When 2005's The Lion, The Witch, and The Wardrobe—the first film in the Chronicles of Narnis series—was being filmed in Prague, the American ambassador to the Czech Republic visited the set. Producer Mark Johnson introduced the man to co-producer Douglas Gresham, the stepson of C. S. Lewis who had the task of ensuring filmmakers got everything right. He was essentially his stepfather's eyes and ears on the project.
When the diplomat asked Johnson about Gresham's role, Johnson quipped, "Oh, he's to blame." They all had a good laugh, but Gresham knew it was absolutely true: "That just about sums it up," he says today. When Narnia fans complain about how the films—Prince Caspian released in 2008, and The Voyage of the Dawn Treader hits theaters on at midnight on December 9—have strayed from the books, Gresham is their first target.

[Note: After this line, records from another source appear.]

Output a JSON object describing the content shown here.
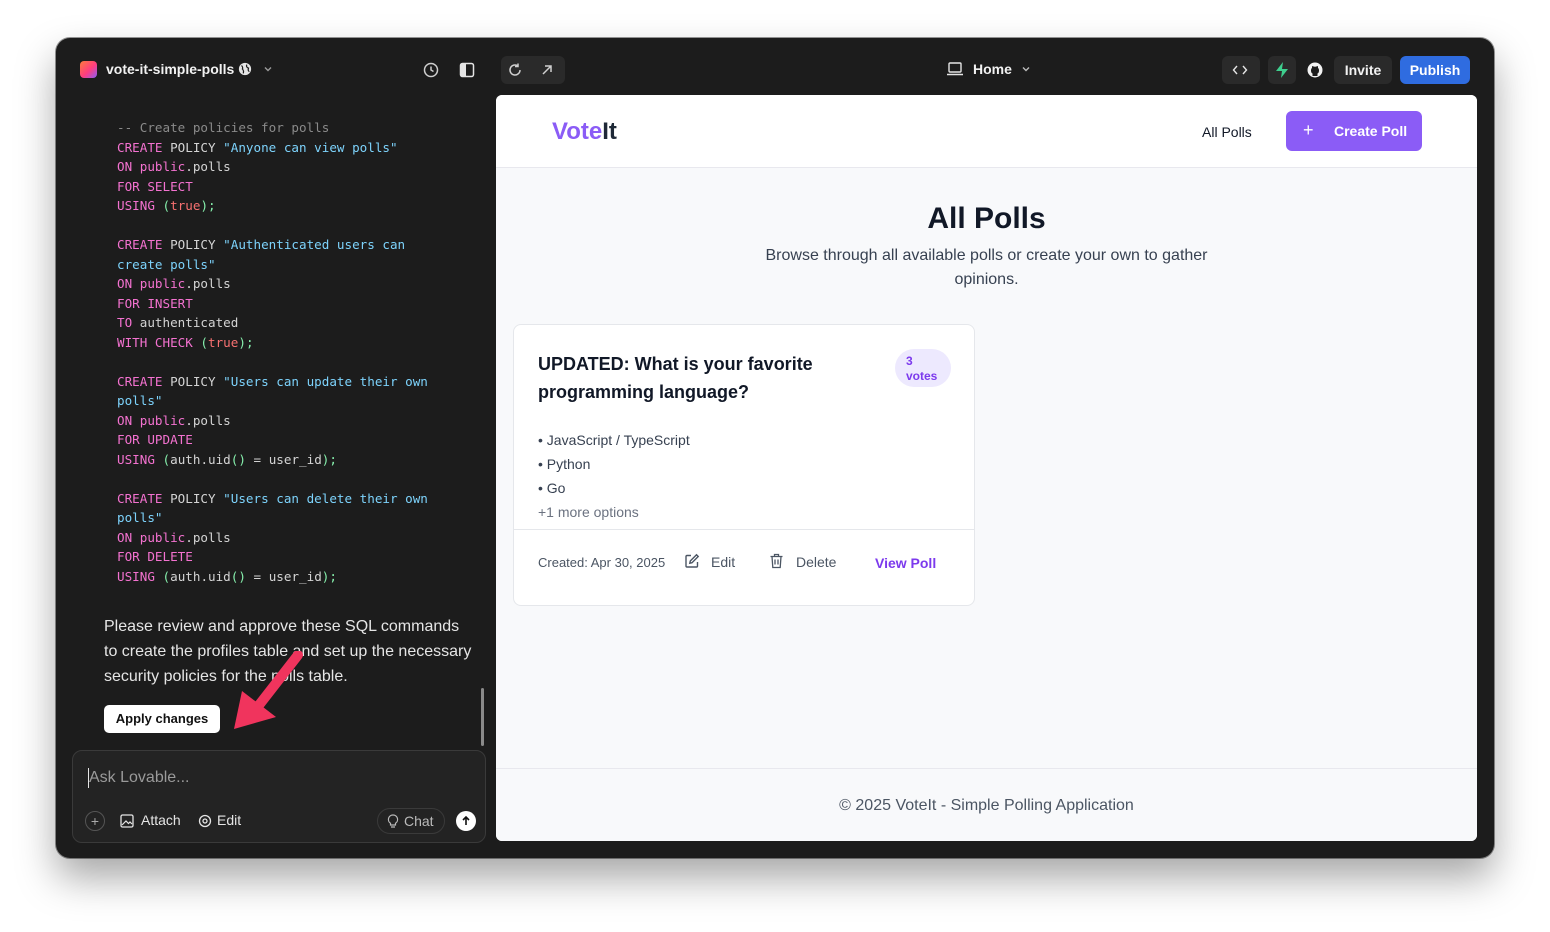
{
  "topbar": {
    "project_name": "vote-it-simple-polls",
    "page_selector": "Home",
    "invite_label": "Invite",
    "publish_label": "Publish"
  },
  "chat": {
    "code_lines": [
      "-- Create policies for polls",
      "CREATE POLICY \"Anyone can view polls\"",
      "ON public.polls",
      "FOR SELECT",
      "USING (true);",
      "CREATE POLICY \"Authenticated users can create polls\"",
      "ON public.polls",
      "FOR INSERT",
      "TO authenticated",
      "WITH CHECK (true);",
      "CREATE POLICY \"Users can update their own polls\"",
      "ON public.polls",
      "FOR UPDATE",
      "USING (auth.uid() = user_id);",
      "CREATE POLICY \"Users can delete their own polls\"",
      "ON public.polls",
      "FOR DELETE",
      "USING (auth.uid() = user_id);"
    ],
    "review_message": "Please review and approve these SQL commands to create the profiles table and set up the necessary security policies for the polls table.",
    "apply_label": "Apply changes",
    "input_placeholder": "Ask Lovable...",
    "attach_label": "Attach",
    "edit_label": "Edit",
    "chat_mode_label": "Chat"
  },
  "preview": {
    "brand_part1": "Vote",
    "brand_part2": "It",
    "nav_all_polls": "All Polls",
    "create_poll_label": "Create Poll",
    "page_title": "All Polls",
    "page_subtitle": "Browse through all available polls or create your own to gather opinions.",
    "poll": {
      "question": "UPDATED: What is your favorite programming language?",
      "votes_count": "3",
      "votes_label": "votes",
      "options": [
        "• JavaScript / TypeScript",
        "• Python",
        "• Go"
      ],
      "more_options": "+1 more options",
      "created": "Created: Apr 30, 2025",
      "edit_label": "Edit",
      "delete_label": "Delete",
      "view_label": "View Poll"
    },
    "footer": "© 2025 VoteIt - Simple Polling Application"
  },
  "colors": {
    "brand_purple": "#8b5cf6",
    "publish_blue": "#2f6ce0",
    "annotation_arrow": "#f0345d"
  },
  "icons": [
    "globe-icon",
    "chevron-down-icon",
    "history-icon",
    "sidebar-toggle-icon",
    "refresh-icon",
    "external-link-icon",
    "laptop-icon",
    "code-icon",
    "supabase-icon",
    "github-icon",
    "plus-icon",
    "image-icon",
    "target-icon",
    "lightbulb-icon",
    "arrow-up-icon",
    "edit-icon",
    "trash-icon"
  ]
}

We spoke with him recently about playing that role.
Some fans think you've allowed the filmmakers to stray too far from the books.
Well, I do my very best. I don't always win my battles, and I fight a lot of them. Some I win, some I lose, some I compromise. It's not an easy job. I'm not always diplomatic; sometimes I'm pretty blunt. Sometimes I get up people's noses and make a real nuisance of myself. But there are things I will insist on.
It's often to do with the theological or moral messages. I'm not saying that Hollywood people want to take them out, but often they just don't see it or understand the significance. Jack [Lewis] was very conscious of the fact that in the twentieth century, Western societies had decided in their infinite stupidity to dispense with the great nineteenth century values that were so important—personal responsibility, commitment, courage, chivalry, courtesy. The Narnian Chronicles teach such things, so I fight for those fairly hard.
What have you fought for on Dawn Treader?
I'm not going to tell you, because that wouldn't be fair to the people who fought with me! But I will say this: Dawn Treader is all about what happens when you commit your life to Christ and how the Devil gets at you. It's about temptation and what you do about it.
There were early rumors that Eustace, after he becomes a dragon, would fight with the sea serpent. That's not in the book.
Some folks were attracted by the idea that the dragon—Eustace—would earn his redemption by having a huge fight with the sea serpent. But I don't think that earning one's redemption is possible. It's a free gift from Jesus. So that scene is not in the movie. That was a nonnegotiable point for me. [Since this interview, CT has seen the film, and would contest Gresham's assertion that the dragon Eustace doesn't have a "huge fight with the sea serpent." Looked pretty huge from our seat.]
Filmmakers look at making a movie entirely from a filmmaker's viewpoint. I have to be both filmmaker and Narnia watchdog, and balance the two. It's not easy; it's a lot of pressure. People rely on me to do everything I can as a Narnian purist to keep these movies accurate—and to keep them Narnian. And when I make mistakes, they let me know about it. It's me who copes with the flack, but that's what I'm here for.
What's been the biggest complaint about the films?
There are people who don't believe anything should be in the movie that's not actually in the book—including set design, scripting, anything you can think of. This is on the same level, to a certain extent, as people who say you shouldn't go to McDonald's because there are no hamburgers in the Bible. People take it to extremes.